RLS is a condition that causes an uncontrollable urge to move the legs, typically in the evening or nighttime hours when sitting or lying down.
In a large study of older adults, those who had RLS were significantly more likely to develop dementia over more than a decade than peers without RLS.
RLS is associated with poor sleep, depression, anxiety, poor diet, and obesity -- all known risk factors for dementia. But ties between RLS and dementia are unclear.
To investigate, researchers from Korea studied about 2,500 adults with RLS and a control group of more than 9,900 matched people without RLS. All were 73 years old on average.
Over the course of about 10 years, a total of 874 of them developed dementia, and those with RLS were significantly more likely to develop dementia (10% versus 6%).

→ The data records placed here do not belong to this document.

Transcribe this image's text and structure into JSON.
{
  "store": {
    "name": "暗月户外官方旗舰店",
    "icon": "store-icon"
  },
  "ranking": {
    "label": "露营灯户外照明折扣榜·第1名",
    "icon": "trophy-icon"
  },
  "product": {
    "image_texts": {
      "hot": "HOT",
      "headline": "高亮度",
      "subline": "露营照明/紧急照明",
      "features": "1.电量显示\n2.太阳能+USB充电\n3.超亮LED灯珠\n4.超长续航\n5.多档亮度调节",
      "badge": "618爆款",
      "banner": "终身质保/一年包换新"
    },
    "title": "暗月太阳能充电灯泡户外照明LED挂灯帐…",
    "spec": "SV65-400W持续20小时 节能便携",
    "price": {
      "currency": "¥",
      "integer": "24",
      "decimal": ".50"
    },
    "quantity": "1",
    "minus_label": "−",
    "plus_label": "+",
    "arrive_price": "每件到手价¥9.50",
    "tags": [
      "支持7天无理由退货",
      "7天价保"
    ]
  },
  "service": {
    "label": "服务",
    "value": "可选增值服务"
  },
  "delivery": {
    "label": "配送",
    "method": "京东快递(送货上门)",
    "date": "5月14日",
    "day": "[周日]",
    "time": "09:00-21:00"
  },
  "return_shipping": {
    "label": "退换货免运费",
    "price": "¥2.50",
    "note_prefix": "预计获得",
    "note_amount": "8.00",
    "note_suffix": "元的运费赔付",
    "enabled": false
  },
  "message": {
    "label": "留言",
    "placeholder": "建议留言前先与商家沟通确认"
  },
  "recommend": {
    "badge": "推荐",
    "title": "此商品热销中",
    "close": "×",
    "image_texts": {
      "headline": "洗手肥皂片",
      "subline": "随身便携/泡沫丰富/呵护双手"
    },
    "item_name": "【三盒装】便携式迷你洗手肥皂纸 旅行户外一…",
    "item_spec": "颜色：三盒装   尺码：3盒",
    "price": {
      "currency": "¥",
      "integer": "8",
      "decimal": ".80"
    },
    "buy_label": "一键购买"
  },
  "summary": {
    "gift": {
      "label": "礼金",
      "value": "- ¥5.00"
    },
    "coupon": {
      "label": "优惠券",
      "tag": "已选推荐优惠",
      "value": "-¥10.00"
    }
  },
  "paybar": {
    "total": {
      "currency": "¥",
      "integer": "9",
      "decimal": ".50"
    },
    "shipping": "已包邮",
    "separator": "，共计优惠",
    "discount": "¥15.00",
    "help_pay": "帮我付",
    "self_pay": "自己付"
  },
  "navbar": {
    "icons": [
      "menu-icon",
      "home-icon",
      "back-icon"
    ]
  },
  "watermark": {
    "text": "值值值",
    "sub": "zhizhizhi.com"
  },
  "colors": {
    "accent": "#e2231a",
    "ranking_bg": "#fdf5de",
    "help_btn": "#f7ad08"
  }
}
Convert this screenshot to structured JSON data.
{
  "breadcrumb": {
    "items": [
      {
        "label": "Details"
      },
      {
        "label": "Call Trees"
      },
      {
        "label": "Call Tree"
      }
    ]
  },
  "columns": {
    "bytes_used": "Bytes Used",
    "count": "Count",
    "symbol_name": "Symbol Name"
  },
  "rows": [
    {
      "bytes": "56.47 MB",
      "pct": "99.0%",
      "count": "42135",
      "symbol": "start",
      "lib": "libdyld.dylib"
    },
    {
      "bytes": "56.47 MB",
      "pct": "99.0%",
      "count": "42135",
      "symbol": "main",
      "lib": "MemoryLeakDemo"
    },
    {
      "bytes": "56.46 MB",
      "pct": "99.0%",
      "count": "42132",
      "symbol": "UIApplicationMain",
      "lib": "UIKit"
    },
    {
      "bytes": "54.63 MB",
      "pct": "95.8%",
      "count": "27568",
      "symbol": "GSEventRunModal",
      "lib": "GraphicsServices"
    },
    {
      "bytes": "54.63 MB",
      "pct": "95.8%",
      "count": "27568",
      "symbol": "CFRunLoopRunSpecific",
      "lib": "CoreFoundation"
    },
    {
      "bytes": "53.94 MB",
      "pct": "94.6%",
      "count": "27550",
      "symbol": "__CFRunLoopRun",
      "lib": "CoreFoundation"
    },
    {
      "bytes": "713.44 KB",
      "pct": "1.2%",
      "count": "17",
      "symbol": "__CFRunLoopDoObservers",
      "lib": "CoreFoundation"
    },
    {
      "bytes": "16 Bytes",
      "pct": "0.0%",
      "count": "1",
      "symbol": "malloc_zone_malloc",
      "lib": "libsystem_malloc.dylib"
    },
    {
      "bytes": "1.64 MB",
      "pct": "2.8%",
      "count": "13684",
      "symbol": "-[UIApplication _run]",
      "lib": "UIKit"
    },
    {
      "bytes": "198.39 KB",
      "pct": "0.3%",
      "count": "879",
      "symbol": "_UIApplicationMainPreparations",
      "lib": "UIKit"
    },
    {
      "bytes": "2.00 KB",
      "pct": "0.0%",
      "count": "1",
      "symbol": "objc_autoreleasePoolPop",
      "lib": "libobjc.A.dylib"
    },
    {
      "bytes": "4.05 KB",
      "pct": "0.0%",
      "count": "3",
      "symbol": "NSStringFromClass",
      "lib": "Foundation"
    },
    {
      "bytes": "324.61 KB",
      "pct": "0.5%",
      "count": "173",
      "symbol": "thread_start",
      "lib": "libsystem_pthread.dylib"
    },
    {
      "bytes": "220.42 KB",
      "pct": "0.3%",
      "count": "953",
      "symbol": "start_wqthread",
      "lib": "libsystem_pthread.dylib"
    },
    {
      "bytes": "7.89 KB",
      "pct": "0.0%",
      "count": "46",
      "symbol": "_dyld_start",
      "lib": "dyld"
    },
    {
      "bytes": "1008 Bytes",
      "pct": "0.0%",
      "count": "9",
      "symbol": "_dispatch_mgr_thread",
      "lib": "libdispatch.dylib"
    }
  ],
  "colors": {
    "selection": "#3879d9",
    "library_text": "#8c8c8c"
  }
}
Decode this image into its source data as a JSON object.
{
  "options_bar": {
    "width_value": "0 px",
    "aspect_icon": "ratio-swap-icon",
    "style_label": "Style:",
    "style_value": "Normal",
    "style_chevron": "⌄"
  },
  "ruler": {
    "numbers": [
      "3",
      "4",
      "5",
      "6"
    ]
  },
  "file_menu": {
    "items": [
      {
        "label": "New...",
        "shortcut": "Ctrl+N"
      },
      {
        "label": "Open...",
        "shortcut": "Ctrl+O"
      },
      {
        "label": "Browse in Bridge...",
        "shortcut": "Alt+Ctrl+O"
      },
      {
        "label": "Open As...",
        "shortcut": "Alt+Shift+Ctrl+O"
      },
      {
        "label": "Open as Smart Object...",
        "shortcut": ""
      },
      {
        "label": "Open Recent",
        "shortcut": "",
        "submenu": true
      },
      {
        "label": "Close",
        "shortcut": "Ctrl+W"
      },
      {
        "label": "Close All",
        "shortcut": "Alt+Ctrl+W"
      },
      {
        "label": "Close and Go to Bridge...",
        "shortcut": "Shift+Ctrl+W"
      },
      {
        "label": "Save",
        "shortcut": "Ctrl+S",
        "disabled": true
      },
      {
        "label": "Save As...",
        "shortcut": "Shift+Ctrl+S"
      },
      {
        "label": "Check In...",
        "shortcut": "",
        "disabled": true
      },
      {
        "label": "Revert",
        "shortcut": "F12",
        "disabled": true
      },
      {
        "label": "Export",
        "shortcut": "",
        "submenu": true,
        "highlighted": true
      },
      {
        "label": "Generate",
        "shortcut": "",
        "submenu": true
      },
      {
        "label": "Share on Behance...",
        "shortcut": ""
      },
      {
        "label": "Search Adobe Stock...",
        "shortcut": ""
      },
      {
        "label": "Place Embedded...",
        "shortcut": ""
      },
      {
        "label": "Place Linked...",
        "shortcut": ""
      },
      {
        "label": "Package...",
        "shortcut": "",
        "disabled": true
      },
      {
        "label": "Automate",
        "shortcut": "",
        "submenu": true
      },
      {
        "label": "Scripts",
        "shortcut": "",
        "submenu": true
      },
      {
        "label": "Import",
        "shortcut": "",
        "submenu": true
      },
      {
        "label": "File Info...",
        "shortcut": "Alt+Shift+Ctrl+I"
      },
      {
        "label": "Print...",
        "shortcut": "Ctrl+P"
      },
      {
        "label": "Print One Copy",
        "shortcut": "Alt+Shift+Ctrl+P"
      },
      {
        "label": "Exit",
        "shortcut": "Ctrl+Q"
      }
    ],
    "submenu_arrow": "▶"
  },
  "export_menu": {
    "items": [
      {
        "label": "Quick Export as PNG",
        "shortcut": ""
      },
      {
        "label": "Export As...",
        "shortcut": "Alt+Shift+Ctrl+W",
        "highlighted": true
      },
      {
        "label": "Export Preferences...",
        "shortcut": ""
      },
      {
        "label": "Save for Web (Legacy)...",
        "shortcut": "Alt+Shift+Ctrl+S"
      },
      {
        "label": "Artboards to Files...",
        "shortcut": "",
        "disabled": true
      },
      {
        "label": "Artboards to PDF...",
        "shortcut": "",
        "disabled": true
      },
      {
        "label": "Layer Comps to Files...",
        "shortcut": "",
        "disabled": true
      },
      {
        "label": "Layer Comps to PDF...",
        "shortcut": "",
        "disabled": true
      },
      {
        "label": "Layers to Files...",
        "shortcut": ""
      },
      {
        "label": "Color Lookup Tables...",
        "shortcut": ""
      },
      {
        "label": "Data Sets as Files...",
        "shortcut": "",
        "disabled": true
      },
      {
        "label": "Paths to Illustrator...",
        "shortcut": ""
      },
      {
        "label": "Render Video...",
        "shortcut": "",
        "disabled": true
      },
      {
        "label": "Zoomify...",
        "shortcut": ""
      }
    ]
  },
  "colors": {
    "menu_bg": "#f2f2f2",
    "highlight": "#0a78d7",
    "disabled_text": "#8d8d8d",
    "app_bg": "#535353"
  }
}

After accounting for factors that might influence the risk of dementia, adults with RLS were 46% more likely to develop dementia than adults without RLS. The study was published earlier this month in the peer-reviewed journal Alzheimer's Research and Therapy.
RLS may precede a decline in thinking and memory leading to dementia and could be viewed as a “newly identified” risk factor or very early sign of dementia, said Eosu Kim, MD, PhD, with Yonsei University College of Medicine in Seoul, and colleagues.
If confirmed in future studies, the researchers say regular checkups for cognitive decline in older people who have RLS may aid in early detection and intervention for those at risk for dementia.
“There is now an increasing literature that shows sleep as a modifiable risk factor for cognitive decline,” said Thanh Dang-Vu, MD, PhD, with Concordia University in Montreal, Canada, who wasn’t involved in the study.
He noted that prior studies have suggested that both insomnia and sleep apnea increase the risk for cognitive decline and possibly dementia. Sleep apnea is a potentially serious disorder in which breathing repeatedly stops and starts during sleep.
This new study suggests that RLS should also be considered as a sleep-related risk factor for dementia, Dang-Vu said.